“The bottom line is that, contrary to the interpretation (of the 2014 Act) that we have been formally urged by this Appellant and others, a conviction for a violation of the (Act) Act certainly did not get the good housekeeping seal of approval,” Judge Charles E. Moylan Jr. wrote to the court.
“Possession or use of marijuana in any amount has not become a normal and proper behavior,” added Moylan, a retired judge sitting on a special assignment. “It’s illegal.”
As evidence of illegality, the Special Appeals Court cited the intentional legislative use of the word “crime” in the 2014 law.
“The General Assembly chooses its words carefully and deliberately,” Moylan wrote.
Moylan added: “It is no less than Orwellian Newspeak to conclude that the legislature will take conduct that it considers to be wholly harmless and then characterize such conduct as ‘insult,’ civil or otherwise.” “It’s an oxymoron to say a person can be found ‘guilty’ for being harmless.”
The Intermediate Court of Appeals noted that in 2017, the Maryland Court of Appeals similarly upheld an officer’s search for a vehicle that had been triggered by the smell of marijuana. The Supreme Court stated in Robinson vs. the State That “decriminalization is not synonymous with legalization, and possession of marijuana remains illegal.”
The special appeals court issued its ruling as Maryland residents prepare to vote in November on a constitutional amendment to legalize recreational marijuana use for people 21 and older starting in July 2023.
The controversial search for the car arose after Anne Arundel County investigators discovered Chalon Johnson in a Chevrolet Malibu parked in Lamplighter Ridge in Glen Burnie three years ago.

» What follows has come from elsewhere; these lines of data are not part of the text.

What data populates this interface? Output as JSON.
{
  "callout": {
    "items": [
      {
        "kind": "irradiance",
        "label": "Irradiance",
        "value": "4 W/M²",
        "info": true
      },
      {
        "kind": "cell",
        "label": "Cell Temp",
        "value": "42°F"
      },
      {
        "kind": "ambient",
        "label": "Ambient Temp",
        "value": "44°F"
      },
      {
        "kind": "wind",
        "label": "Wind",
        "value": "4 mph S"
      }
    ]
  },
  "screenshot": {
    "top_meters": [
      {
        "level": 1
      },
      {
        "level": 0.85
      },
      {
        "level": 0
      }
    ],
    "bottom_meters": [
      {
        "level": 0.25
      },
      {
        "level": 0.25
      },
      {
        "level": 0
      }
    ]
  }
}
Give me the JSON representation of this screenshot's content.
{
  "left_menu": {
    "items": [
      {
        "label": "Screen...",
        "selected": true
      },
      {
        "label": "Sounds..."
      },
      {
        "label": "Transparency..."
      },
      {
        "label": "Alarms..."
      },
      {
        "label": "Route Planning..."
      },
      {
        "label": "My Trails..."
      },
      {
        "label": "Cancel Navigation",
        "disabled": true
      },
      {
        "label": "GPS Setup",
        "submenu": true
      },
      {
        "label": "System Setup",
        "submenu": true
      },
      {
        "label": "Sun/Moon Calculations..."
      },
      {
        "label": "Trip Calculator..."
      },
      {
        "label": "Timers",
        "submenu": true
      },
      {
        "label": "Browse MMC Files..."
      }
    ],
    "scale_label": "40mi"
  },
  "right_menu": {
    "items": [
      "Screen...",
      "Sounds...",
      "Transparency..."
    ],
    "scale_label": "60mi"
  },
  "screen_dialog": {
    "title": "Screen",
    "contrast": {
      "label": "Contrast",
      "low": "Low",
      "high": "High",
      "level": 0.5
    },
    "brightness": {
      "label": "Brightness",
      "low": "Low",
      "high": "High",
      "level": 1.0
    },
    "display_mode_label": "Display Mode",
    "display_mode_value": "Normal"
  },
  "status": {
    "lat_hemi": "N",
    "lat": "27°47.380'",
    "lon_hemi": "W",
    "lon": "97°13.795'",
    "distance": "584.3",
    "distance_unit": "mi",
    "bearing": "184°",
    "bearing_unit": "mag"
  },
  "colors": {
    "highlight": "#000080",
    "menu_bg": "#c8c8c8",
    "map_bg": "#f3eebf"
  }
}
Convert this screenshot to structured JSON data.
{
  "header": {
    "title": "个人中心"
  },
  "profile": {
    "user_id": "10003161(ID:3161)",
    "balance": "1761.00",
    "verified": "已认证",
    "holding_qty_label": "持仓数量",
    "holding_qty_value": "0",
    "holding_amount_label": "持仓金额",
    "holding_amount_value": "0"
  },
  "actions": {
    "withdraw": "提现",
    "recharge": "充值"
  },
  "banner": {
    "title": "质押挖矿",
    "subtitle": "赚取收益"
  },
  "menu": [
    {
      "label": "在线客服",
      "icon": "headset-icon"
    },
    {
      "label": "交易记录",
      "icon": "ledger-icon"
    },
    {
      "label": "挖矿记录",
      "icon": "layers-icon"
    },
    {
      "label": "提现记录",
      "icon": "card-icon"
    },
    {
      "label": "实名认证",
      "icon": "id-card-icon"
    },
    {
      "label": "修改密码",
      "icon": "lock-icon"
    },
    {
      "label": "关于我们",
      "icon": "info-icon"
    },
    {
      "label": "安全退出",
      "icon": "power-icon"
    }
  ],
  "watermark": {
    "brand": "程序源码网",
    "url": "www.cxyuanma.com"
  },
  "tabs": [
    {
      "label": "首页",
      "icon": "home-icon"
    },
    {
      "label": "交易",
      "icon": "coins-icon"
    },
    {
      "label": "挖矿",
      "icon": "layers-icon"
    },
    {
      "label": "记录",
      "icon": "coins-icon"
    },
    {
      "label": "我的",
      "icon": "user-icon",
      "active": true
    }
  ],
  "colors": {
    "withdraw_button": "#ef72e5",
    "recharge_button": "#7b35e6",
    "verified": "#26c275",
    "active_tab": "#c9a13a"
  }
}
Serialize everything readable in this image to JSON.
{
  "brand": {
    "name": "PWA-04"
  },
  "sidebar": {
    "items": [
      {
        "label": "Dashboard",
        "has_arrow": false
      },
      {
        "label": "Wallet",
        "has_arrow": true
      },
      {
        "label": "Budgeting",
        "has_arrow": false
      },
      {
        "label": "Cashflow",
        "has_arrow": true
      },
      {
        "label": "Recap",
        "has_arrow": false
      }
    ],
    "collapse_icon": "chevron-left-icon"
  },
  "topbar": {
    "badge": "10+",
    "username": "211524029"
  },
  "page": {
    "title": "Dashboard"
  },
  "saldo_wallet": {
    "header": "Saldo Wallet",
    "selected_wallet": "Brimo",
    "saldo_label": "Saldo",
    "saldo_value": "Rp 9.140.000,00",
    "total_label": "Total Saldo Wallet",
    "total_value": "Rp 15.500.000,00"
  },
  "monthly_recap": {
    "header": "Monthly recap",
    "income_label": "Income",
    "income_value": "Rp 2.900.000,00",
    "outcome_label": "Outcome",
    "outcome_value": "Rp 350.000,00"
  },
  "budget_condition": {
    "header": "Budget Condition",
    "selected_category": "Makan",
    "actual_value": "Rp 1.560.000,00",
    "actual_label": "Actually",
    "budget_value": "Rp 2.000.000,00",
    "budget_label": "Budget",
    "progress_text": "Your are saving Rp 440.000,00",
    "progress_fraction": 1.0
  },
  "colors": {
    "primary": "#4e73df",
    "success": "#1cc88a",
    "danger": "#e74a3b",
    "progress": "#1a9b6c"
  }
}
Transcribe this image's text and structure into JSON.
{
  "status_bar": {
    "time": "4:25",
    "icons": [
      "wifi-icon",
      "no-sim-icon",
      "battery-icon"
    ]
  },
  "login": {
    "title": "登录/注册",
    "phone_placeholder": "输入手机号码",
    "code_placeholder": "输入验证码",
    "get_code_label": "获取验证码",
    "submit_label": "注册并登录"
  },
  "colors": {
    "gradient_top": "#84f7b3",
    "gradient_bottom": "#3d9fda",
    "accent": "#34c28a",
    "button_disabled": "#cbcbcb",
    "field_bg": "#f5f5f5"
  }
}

Johnson, upon seeing the officers, fled the car, according to the court’s opinion.
Officers chased but did not catch Johnson, then drove to his car, which was locked with the darkened windows folded. Detective Philip Clark peered out the window and saw what he later said “look like marijuana crumbs” and discovered the smell of unlit marijuana emanating from the car.
Claiming to have a probable cause, officers searched the car and found a bag containing 52 grams of marijuana, a digital scale and five bullets.
Johnson was later arrested and charged. He sought suppression of marijuana and ammunition as evidence, saying officers lacked a possible reason to search based on the smell and sight of a small amount of marijuana.
Ann Arundel County Circuit Judge Alison L. Asti rejected that argument. Ann Arundel County Circuit Judge Michael Watch found Johnson guilty based on an agreed statement of fact.
Johnson was sentenced to a year in prison, all but 21 days suspended, for illegal possession of ammunition and six months, suspended except for 21 days, for marijuana possession, according to online court records.
The Special Court of Appeals upheld Johnson’s car search and conviction, saying the detective’s sight and smell of marijuana provided probable cause, particularly when combined with Johnson’s rushing out of the car upon seeing police officers in the drug-ridden neighborhood.
“In the Fourth Amendment’s assessment of the reasonableness of a police response, the geography of the confrontation can be of critical importance,” Moylan wrote, referring to the constitutional amendment banning unreasonable searches.
“In terms of exposed vulnerability, the deserted Malibu here, which probably contained an unspecified amount of banned drugs, sat helplessly amid an opportunistic crowd of drug users and drug dealers,” Moylan added. “She was not resting peacefully somewhere in the hinterland of rural Finland. All other things being equal, a difference in geographical settings can make a crucial difference in the level of suspicion and also in the level of vulnerability.”
Johnson’s appeal attorney, Samuel Vader, declined to comment Tuesday on the court’s decision. Vader, Maryland’s assistant public defender, said no decision has yet been made on an appeal to the Maryland Supreme Court.
The Maryland Attorney General’s office did not immediately respond Tuesday to a request for comment.
Judges Christopher B. Kehoe and Andrea M. Leahy Moylan.
The Special Court of Appeal issued its decision in Shallon Joshua Johnson vs Maryland StateIssue 572, September 2021 chapter.